Your assignment: Copy out all lines in the material below that contain the string "LOOK".

== == ==

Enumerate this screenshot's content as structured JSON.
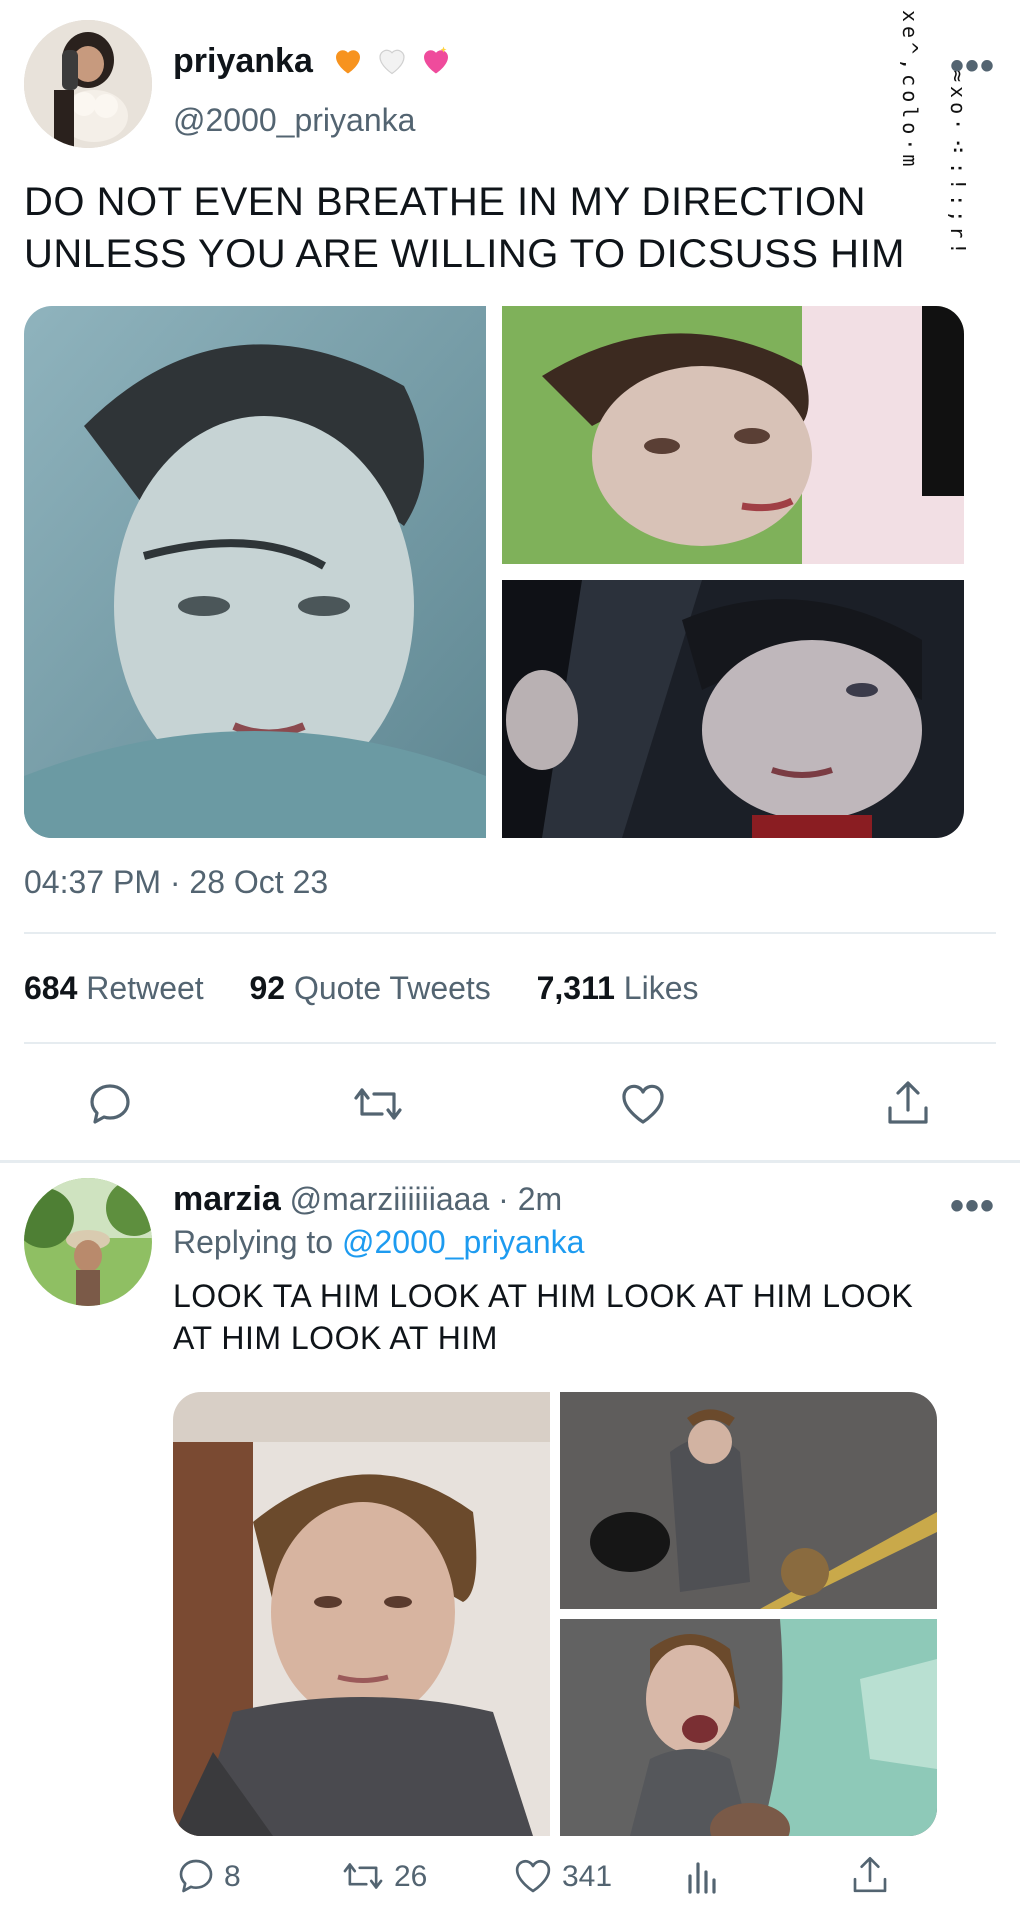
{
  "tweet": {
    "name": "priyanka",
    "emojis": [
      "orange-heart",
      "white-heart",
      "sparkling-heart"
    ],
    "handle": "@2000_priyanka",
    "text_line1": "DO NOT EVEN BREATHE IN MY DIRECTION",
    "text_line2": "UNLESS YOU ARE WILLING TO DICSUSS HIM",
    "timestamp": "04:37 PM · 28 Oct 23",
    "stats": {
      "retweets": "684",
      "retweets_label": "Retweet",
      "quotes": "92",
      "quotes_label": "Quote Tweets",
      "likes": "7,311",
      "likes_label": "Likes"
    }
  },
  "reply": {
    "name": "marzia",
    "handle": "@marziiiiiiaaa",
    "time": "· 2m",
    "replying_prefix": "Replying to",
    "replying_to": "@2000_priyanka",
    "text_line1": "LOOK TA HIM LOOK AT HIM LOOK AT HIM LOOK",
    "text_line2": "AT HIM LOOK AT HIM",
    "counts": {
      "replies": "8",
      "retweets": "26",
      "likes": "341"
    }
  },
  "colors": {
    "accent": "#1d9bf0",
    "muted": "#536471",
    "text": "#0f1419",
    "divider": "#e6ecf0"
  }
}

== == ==

Task solution:
    "text_line1": "LOOK TA HIM LOOK AT HIM LOOK AT HIM LOOK",
    "text_line2": "AT HIM LOOK AT HIM",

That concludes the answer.